It was extraordinarily difficult to keep track of the different timelines and how they all intersect. I invented strategies to keep track of things. There were a lot of charts and graphs. I relied a lot on the hero’s journey. And then I wanted all of the other stories to have mini heroes’ journeys.
Tracey: One thing I really loved about the book is all of the added details—the blood smears on the pages, the words written beside page numbers, blacked-out sentences. It made me feel like I was reading the book alongside Sefia. Was that an idea you had from the start, and what was the process like with your publisher to make it happen?
Traci: I brought it up to my publisher, and they ran with it. I’m so excited. I’ve been fascinated by the power of books and the book form since college. I’ve done quite a bit of museum-going in “what are the shapes a book can take?” I had some of the secret messages—not planned, but I hoped for them. It was a really interesting and fun experience working with people who are professional bookmakers on this.
Tracey: A lot of times, books with main characters of color don’t always have that reflected in the cover. Was this something you discussed with your publisher?
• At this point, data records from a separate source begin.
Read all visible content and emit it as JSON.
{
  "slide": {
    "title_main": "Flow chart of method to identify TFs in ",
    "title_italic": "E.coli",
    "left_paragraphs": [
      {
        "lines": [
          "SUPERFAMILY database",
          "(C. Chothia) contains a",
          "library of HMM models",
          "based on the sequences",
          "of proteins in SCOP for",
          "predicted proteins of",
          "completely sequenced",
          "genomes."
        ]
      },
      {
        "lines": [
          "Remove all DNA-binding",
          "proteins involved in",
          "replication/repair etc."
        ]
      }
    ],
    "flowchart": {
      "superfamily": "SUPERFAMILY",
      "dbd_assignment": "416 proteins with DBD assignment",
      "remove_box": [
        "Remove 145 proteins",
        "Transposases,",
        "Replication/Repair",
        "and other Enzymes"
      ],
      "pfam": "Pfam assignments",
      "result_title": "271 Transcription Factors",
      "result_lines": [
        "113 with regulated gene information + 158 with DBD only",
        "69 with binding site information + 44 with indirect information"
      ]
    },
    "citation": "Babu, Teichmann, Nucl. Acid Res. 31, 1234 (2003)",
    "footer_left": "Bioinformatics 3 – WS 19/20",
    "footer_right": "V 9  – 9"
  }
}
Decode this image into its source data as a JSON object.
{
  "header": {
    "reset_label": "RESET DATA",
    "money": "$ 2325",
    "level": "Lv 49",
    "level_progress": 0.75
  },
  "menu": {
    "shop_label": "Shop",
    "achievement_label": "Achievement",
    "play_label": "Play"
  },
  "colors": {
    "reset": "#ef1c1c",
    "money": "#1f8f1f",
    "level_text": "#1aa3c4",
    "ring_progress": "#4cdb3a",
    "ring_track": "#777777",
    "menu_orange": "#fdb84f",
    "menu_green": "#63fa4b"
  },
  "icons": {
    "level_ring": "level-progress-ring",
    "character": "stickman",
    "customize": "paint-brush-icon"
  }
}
Traci: I was really lucky in that from the beginning. Right after I signed, my editor asked me for ideas for the cover. I was very fortunate that they showed me what they were doing and I liked what they were doing.
Where do you write?
At my desk.
Music or silence?
Both—it depends on how I feel.
Book you’re embarrassed to admit you’ve never read?
Paper books or e-books?
Paper. I like marking up my books. I like dog-earing my pages. When I read a book with those, it makes me feel like an archaeologist when I’m reading something someone else read.
Which fictional characters would you like to stumble upon in real life?
I’d love to find out the characters from The Book Thief are real because I love them so much. There’s this book coming out this month called Stalking Jack the Ripper by Kerri Maniscalco. I’d want to be friends with the main character and go solving mysteries with her. And this one isn’t a person, but I would love it if the time traveling ship from Heidi Heilig’s The Girl from Everywhere was real.
Greatest piece of writing advice you can give aspiring authors?
Always keep learning. That is my general philosophy in my writing. I feel like to keep growing as a writer, I need to keep honing my craft. Whenever I start a new draft, I’m looking for ways to get better.
Tracey Neithercott’s first book was written by hand and illustrated with some really fancy colored pencils. It was highly acclaimed by her mother. Now, she writes YA stories of friendship, love, murder, and magic. (None of which she illustrates—you’re welcome.) She lives in Massachusetts with her husband, who suggests improving her novels by adding Star Wars characters.
She’s the author of GRAY WOLF ISLAND, a YA magical realism novel about the truth, a treasure, and five teens who travel to a mysterious island in search of both. It’s coming fall 2017 from Knopf/Random House.